addressed a similar motion to the agenda by MK Zehava Gal-On (Meretz), making
Armenian genocide one of the few topics agreed upon by the Knesset factions
farthest to the political Left and Right.
The discussion took place a
week after France’s lower house of parliament moved to criminalize
Armenian-genocide denial, leading to a diplomatic crisis
between Paris and
Knesset Speaker Reuven Rivlin said those who fight Holocaust
denial must not ignore the tragedies of other nations, and it is a moral
imperative that Israel remember the Armenian genocide.
Rivlin said he
made a motion to the agenda on the matter in 1989, but until Monday, it was not
discussed openly in the Knesset, due to political and diplomatic reasons. He
said the issue was moved from the Knesset Foreign Affairs and Defense Committee,
where it was discussed behind closed doors, to the Education Committee, with the
press present, so that “morals and values” can be discussed.
the meeting is an “exciting moment,” bringing to fruition the efforts of many
former and current Meretz MKs over the years.
She called for government
ministries to stop using the Armenian genocide as a tool in Israeli foreign
policy. Although Gal-On said Israel must not allow “tense” relations with Turkey
to deteriorate, she added that relations with Turkey should be separate from
“This is the first time we can really discuss this and not
sweep it under the Foreign Affairs and Defense Committee’s rug: A
million-and-a-half Armenians were murdered in the beginning of World War I,”
Eldad said. “Who remembers them today? We must talk about it, so no one in the
world thinks [genocide] can be committed again.”
Eldad accused the
government of hypocrisy, saying that at first, the matter wasn’t publicly
addressed because relations with Turkey were strong, and now the same policy
stands for the opposite reason.
Coalition chairman Ze’ev Elkin (Likud)
said he is embarrassed the Knesset has yet to fulfill its “basic responsibility”
in recognizing the Armenian genocide.
He said “a wall has been broken” in
that the Education Committee discussion was taking place openly, but that
progress still needs to be made.
Elkin also mentioned that in 1939,
Hitler cited the fact that Europe ignored the Armenian genocide to justify his
At the same time, Foreign Ministry representatives in the
meeting said it would be irresponsible to make any official declarations on the

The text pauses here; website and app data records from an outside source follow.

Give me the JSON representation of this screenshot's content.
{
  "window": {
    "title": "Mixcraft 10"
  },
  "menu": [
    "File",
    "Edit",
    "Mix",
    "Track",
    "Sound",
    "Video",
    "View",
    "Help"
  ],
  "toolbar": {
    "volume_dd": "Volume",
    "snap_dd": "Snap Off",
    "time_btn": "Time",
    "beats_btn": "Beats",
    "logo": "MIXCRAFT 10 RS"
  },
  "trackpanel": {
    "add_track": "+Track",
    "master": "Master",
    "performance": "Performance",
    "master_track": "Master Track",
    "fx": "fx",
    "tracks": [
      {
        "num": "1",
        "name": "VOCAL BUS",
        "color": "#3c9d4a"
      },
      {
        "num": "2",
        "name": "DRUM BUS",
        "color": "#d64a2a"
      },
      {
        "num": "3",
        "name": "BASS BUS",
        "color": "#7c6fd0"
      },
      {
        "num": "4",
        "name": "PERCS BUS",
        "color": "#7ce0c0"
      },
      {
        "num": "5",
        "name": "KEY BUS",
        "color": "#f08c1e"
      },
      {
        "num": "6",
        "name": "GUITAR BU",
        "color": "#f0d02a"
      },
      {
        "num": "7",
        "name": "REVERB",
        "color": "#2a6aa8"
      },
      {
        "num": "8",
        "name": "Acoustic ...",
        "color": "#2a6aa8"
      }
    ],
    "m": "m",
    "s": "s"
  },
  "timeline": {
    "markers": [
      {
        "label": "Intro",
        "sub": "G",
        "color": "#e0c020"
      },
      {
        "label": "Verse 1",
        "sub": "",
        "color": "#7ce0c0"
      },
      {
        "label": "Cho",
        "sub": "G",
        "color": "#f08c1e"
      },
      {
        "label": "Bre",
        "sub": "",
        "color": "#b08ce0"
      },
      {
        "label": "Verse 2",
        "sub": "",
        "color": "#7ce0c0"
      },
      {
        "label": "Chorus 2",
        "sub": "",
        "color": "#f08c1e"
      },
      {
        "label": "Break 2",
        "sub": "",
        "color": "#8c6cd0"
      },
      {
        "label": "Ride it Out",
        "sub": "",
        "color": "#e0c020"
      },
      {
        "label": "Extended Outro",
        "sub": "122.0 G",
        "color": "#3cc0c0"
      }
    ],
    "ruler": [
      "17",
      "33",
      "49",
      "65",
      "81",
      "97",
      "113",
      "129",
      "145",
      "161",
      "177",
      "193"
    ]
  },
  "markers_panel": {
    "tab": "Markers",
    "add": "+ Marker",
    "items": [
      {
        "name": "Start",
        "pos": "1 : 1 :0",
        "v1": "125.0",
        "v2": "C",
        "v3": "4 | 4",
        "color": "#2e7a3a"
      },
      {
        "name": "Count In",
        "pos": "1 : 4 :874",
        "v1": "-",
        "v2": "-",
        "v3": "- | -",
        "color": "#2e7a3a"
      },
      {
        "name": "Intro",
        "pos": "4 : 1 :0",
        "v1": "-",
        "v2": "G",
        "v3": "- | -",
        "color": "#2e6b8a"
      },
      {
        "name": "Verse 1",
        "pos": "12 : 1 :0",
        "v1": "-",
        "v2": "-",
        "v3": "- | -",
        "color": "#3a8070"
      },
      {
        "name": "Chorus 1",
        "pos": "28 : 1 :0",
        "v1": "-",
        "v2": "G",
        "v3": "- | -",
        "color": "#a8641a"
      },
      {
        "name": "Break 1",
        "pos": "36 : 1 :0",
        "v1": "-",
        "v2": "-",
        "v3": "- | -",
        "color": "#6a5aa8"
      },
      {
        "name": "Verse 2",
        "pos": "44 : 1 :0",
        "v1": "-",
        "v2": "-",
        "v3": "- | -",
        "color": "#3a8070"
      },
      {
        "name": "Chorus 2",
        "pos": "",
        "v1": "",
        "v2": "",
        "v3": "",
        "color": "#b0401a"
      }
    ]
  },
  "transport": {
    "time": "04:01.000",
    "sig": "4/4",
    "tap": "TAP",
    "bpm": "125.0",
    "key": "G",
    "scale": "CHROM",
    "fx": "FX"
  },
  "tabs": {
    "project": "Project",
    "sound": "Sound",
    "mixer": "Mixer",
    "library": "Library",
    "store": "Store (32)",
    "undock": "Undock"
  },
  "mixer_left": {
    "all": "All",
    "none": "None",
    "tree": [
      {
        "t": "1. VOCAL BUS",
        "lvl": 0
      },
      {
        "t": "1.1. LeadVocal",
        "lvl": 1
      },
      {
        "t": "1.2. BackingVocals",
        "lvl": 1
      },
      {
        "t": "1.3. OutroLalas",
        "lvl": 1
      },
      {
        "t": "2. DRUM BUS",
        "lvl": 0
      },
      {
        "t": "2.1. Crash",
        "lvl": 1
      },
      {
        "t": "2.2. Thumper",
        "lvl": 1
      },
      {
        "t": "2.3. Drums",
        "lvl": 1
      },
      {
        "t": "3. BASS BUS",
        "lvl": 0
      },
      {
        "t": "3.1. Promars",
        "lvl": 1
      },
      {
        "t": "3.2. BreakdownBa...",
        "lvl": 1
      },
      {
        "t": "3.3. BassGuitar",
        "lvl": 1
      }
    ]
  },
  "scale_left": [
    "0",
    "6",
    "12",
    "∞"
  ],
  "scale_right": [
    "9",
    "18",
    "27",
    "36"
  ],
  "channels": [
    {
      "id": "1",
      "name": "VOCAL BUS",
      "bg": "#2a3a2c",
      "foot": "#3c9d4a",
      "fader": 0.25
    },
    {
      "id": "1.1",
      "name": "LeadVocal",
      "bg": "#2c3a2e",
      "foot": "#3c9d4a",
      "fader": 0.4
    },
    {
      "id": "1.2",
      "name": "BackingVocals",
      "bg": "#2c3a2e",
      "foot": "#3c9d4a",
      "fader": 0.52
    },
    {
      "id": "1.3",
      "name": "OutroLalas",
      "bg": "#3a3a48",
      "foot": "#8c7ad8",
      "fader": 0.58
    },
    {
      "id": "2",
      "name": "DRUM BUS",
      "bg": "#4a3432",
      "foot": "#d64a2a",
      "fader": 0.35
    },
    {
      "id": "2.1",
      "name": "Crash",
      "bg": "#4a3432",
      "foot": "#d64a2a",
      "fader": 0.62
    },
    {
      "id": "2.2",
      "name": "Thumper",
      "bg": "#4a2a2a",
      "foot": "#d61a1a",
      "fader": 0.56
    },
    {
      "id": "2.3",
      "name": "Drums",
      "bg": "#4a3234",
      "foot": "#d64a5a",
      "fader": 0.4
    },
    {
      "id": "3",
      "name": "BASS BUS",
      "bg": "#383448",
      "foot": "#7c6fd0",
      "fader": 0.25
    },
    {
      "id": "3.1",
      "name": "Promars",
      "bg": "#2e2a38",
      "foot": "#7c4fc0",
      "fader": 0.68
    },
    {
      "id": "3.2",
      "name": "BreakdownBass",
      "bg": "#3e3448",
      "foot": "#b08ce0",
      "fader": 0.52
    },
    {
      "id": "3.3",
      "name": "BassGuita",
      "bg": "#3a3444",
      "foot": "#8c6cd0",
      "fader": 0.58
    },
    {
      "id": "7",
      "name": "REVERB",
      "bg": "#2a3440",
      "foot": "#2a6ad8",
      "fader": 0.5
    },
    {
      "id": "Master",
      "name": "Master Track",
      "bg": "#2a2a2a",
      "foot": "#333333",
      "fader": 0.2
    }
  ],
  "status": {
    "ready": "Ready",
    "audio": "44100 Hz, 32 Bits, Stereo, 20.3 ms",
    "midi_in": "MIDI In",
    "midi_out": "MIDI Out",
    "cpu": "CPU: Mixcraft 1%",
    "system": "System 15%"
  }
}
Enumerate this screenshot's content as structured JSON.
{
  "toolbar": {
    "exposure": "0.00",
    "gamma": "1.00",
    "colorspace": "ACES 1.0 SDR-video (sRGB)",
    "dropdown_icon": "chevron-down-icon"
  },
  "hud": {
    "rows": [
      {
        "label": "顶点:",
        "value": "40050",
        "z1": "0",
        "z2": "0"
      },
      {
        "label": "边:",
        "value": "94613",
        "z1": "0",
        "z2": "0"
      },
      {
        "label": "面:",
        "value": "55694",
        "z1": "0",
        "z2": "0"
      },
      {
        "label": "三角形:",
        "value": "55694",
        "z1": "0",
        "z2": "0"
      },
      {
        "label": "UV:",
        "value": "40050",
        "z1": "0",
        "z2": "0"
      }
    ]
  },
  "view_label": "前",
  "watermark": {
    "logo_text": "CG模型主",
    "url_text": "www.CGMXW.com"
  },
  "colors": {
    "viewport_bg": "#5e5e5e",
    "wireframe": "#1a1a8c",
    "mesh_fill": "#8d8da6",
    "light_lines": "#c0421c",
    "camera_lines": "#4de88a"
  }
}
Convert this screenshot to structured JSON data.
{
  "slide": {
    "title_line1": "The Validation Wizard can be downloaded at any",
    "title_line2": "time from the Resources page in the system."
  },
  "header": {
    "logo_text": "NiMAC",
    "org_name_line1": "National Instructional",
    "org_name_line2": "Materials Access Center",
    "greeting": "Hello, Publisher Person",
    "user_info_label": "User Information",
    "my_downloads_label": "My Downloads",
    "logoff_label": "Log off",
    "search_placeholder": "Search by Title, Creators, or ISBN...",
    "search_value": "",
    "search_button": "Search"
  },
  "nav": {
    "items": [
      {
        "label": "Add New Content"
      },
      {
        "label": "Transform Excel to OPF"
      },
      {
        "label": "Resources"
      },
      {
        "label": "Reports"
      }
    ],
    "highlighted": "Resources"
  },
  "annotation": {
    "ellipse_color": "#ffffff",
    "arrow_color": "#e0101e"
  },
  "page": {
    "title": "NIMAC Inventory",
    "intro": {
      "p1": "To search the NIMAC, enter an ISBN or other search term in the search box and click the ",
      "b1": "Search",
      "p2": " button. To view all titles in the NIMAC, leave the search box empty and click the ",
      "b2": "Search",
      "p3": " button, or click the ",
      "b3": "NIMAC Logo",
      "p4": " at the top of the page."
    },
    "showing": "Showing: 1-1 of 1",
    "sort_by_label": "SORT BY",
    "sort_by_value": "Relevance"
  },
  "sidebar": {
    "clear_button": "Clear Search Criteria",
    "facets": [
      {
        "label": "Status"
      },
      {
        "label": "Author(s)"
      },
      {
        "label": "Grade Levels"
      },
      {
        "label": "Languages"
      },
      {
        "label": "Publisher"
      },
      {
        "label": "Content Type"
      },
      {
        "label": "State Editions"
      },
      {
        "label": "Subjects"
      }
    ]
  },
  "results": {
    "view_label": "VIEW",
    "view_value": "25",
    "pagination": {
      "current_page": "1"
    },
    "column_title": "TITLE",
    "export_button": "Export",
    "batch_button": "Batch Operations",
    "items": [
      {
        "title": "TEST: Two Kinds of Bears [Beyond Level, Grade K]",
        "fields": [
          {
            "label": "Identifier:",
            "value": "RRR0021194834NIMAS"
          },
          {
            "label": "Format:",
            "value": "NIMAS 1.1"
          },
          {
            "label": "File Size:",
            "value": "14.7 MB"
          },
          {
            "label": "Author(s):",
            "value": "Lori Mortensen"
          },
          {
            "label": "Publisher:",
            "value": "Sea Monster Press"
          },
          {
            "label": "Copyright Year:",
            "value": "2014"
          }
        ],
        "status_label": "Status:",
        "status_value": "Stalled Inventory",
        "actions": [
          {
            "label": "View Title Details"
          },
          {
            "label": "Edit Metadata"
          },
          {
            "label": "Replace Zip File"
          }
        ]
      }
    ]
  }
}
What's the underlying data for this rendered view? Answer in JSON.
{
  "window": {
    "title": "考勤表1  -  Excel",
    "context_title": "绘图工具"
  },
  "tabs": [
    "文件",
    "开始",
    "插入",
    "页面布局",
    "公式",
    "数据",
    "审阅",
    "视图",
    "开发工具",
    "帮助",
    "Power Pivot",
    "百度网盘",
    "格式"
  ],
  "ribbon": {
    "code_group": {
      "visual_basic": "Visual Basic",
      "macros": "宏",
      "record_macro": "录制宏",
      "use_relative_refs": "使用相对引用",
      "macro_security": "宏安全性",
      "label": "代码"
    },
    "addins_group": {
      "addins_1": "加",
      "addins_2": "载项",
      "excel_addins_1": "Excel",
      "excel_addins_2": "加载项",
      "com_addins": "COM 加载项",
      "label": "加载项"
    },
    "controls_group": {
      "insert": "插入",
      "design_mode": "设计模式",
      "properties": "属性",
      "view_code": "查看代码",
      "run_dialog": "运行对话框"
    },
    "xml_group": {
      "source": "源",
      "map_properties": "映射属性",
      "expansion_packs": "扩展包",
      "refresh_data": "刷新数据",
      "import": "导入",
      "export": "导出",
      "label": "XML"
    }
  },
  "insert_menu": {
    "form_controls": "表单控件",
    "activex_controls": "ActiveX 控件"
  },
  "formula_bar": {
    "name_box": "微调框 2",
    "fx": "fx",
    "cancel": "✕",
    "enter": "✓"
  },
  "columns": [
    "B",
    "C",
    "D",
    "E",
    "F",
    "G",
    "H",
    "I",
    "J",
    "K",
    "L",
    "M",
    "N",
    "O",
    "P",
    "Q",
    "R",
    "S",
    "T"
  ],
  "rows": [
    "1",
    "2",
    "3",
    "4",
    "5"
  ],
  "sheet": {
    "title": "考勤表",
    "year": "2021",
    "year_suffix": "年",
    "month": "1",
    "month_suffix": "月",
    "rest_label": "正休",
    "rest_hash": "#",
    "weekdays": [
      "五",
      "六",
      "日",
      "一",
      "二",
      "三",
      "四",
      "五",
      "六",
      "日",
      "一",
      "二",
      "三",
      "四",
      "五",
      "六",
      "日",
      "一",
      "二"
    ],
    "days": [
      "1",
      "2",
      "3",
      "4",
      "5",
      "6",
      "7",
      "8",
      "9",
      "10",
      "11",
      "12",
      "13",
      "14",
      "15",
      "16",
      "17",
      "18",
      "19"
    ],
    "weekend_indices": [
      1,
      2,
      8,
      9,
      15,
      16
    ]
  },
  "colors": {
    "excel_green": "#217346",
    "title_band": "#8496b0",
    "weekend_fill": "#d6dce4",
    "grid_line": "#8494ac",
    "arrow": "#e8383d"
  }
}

The ministry never denied the Armenian genocide, the
representatives explained, but the issue has become political, and Israel
prefers not to be involved, especially because Turkey and Armenia have been
holding an open dialogue on the facts and opinions surrounding it.
addition, only 21 countries have officially recognized the Armenian genocide,
according to the Foreign Ministry, and it would be unfair to declare all those
who haven’t immoral.
“We can’t disconnect ourselves from reality. The
Islamic world is getting more and more extreme,” MK Otniel Schneller (Kadima)
said, echoing the Foreign Ministry’s stance. “We have to improve our
relationship with Turkey; it’s a matter of survival, even if it has a painful
Schneller suggested the Knesset declare that according to human
and Jewish morality, genocide is unacceptable no matter where it takes place, be
it Armenia, Rwanda or Cambodia.
He added that specific discussion of the
Armenian genocide would be irresponsible.
In addition, two
representatives of the International Association Israel-Azerbaijan (AZIZ),
denied genocide took place, saying Armenians took the side of Turkey’s enemies
and were a “fifth column” in Turkey.
In addition, AZIZ spokesman Arye Gut
said thousands of Azerbaijanis were killed in war with Armenia, and that Armenia
occupies Azerbaijan’s land.
The two countries fought a war following
World War I, and another war from 1988-1994.
Gut told the committee to
keep in mind that Turkey helped Jews after the Spanish Inquisition and during
the Holocaust, and there are only 300 Jews in Armenia, while 30,000 live in
He called for the government not to make any official
statements, and wait for decisions to be made in an international, academic
No vote took place at the end of the meeting, and Knesset
Education Committee chairman Alex Miller (Israel Beiteinu) said more open
discussions of the Armenian genocide will take place.